Ideally, there are 6 kicks per cycle, although it is also possible to use 4 kicks or even 2 kicks. Franziska van Almsick, for example, swims very successfully with four kicks per cycle. Alternatively, front crawl can also be swum with a butterfly kick, although this reduces the stability of the swimming position. A breaststroke kick with front crawl arms (the Trudgen) is awkward, because the breathing pattern for front crawl needs a rotation, yet a breaststroke kick resists this rotation..
Normally, the face is in the water during front crawl, with the waterline approximately on the height of the eyes. Breaths are taken through the mouth by turning the head to the side of a recovering arm at the beginning of the recovery, and breathing in the triangle between the upper arm, lower arm, and the waterline. Due to the forward movement there will be a bow wave with a trough in the water surface near the ears. After turning the head a breath can be taken in this trough, without the need to move the mouth above the average water surface. The head is rotated back at the end of the recovery and points down and forward again when the recovered hand enters the water. The swimmer breathes out through mouth and nose until the next breath. Breathing out through the nose avoids water entering the nose.
Standard swimming calls for one breath every third arm recovery, i.e. every 1.5 cycles. This alternates the sides for breathing. Some swimmers instead take a breath every cycle, i.e. every second arm recovery. This causes breathing to one side only. Since breathing slightly reduces the speed, most competition swimmers breathe every 1.5 cycles. Sprint swimmers or swimmers sprinting the last few meters of a longer distance may breathe even less.
In water polo, sometimes the head is kept out of the water completely for better orientation. This causes a much steeper body position and higher drag (but of course constant above water visibility, and breathing).
The body rolls along its long axis with every arm stroke such that the shoulder of the recovering arm is higher than the shoulder of the pushing/pulling arm. This makes the recovery much easier, reduces drag as one shoulder is out of the water, and reduces the need to turn the head to breathe.
Side-to-side movement is kept to a minimum: one of the main functions of the leg kick is to maintain the line of the body.
The start is the regular start for swimming.
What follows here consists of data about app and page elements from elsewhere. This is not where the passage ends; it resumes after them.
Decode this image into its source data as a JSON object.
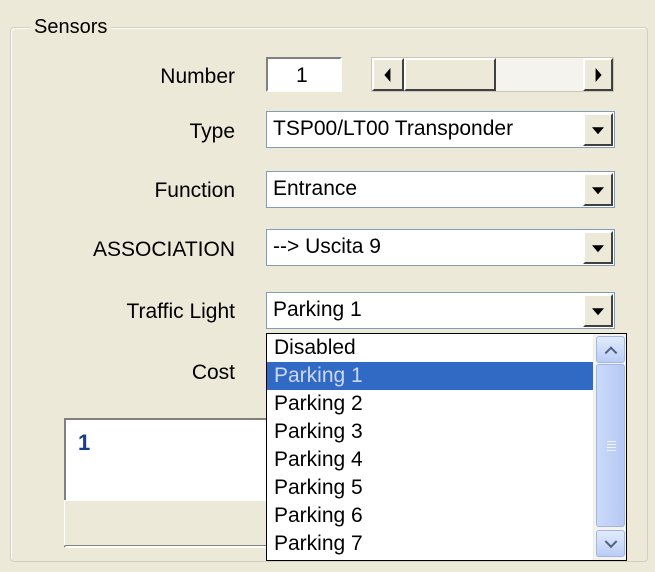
{
  "group": {
    "title": "Sensors"
  },
  "number": {
    "label": "Number",
    "value": "1"
  },
  "type": {
    "label": "Type",
    "value": "TSP00/LT00 Transponder"
  },
  "function": {
    "label": "Function",
    "value": "Entrance"
  },
  "association": {
    "label": "ASSOCIATION",
    "value": "--> Uscita  9"
  },
  "traffic_light": {
    "label": "Traffic Light",
    "value": "Parking 1"
  },
  "cost": {
    "label": "Cost"
  },
  "memo": {
    "value": "1"
  },
  "dropdown": {
    "options": [
      "Disabled",
      "Parking 1",
      "Parking 2",
      "Parking 3",
      "Parking 4",
      "Parking 5",
      "Parking 6",
      "Parking 7"
    ],
    "selected": "Parking 1"
  },
  "colors": {
    "selection": "#316ac5",
    "panel": "#ece9d8",
    "memo_text": "#1a3c8c"
  }
}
After entering the water a brief gliding phase follows, followed by an underwater flutter kick or butterfly kick. After a maximum of 15m the swimmer has to surface.
Turn and finish
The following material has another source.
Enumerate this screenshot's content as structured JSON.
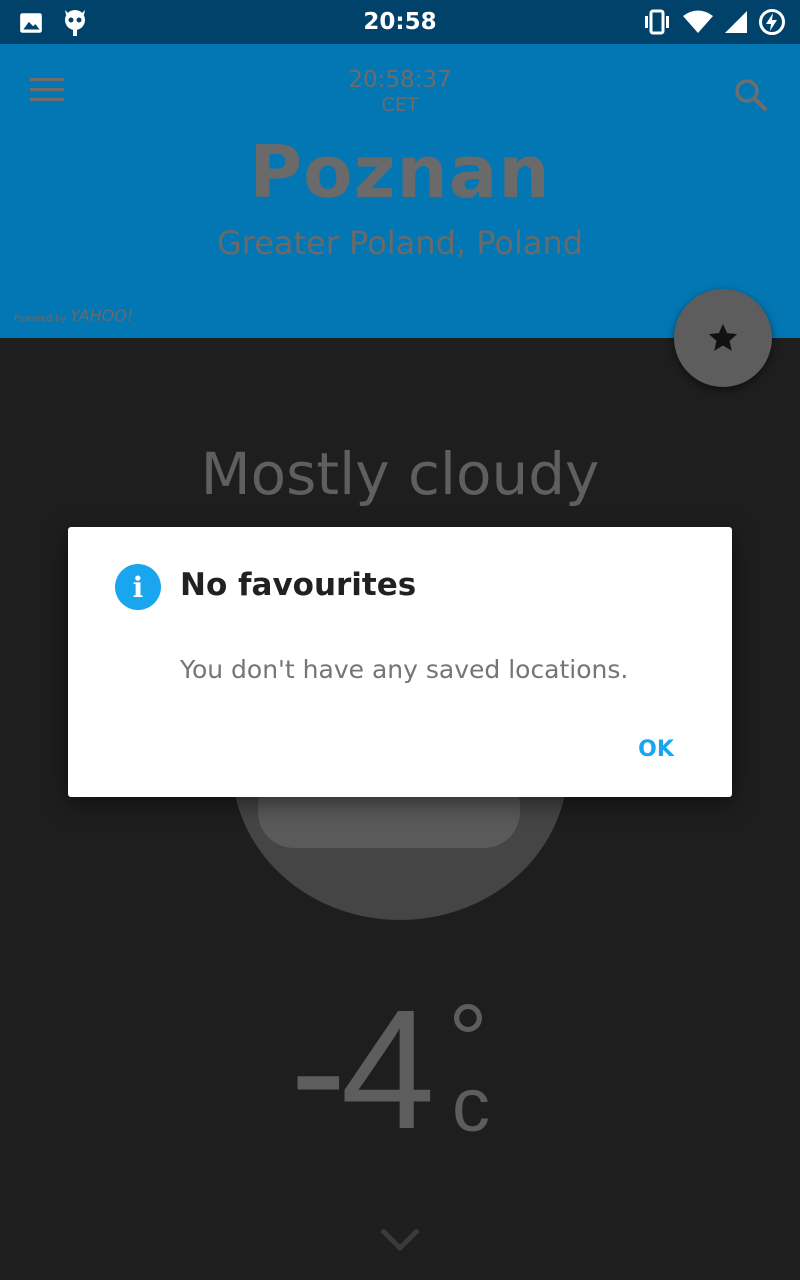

The front crawl swimmer uses a tumble turn to reverse directions in minimal time. The swimmer swims close to the wall as quickly as possible. In the swimming position with one arm forward and one arm to the back, the swimmer does not recover one arm, but rather uses the pull/push of the other arm to initialize a somersault with the knees straight to the body. At the end of the somersault the feet are at the wall, and the swimmer is on the back with his hands to the front. The swimmer then pushes himself off the wall while turning sideways to lay on the breast. After a brief gliding phase, the swimmer starts with either a flutter kick or a butterfly kick before surfacing no more than 15m from the wall.
A variant of the tumble turn is to make a somersault earlier with straight legs, throwing the legs toward the wall and gliding to the wall. This has a small risk of injury because the legs could hit another swimmer or the wall.
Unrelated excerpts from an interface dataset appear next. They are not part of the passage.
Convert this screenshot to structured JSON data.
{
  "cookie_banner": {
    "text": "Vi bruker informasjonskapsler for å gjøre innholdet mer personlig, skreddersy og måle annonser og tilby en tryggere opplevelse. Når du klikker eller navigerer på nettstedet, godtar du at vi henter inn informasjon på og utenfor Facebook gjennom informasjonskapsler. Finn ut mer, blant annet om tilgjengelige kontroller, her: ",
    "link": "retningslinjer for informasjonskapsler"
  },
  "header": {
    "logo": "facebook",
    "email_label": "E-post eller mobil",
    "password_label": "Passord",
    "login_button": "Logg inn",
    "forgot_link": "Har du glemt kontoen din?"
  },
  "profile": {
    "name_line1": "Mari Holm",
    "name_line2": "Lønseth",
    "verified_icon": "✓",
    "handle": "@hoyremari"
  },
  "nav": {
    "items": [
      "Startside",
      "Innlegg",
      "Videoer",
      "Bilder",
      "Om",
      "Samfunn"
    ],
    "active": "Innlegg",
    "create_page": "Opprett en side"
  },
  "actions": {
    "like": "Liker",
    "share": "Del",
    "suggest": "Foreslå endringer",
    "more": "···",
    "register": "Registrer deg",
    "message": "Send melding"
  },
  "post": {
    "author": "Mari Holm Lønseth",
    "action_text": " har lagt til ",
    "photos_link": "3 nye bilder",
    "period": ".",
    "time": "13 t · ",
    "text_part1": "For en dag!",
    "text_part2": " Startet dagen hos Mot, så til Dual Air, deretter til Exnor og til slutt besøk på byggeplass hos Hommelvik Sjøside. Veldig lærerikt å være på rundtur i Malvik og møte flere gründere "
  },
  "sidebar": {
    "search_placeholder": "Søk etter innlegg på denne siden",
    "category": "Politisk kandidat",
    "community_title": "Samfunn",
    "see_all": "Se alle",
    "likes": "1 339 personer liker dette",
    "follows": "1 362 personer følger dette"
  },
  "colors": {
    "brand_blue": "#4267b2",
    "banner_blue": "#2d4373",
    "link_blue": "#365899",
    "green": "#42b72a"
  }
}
For the finish the swimmer has to touch the wall with any body part, usually the hand. Most swimmers sprint the finish as often as possible, possibly reducing their breathing rate.
Front crawl is not officially regulated by the FINA. For a list of competitions usually swum in front crawl see Freestyle swimming
Swim.ee: Detailed discussion of swimming techniques and speeds
Last updated: 05-07-2005 04:59:45
Last updated: 05-13-2005 07:56:04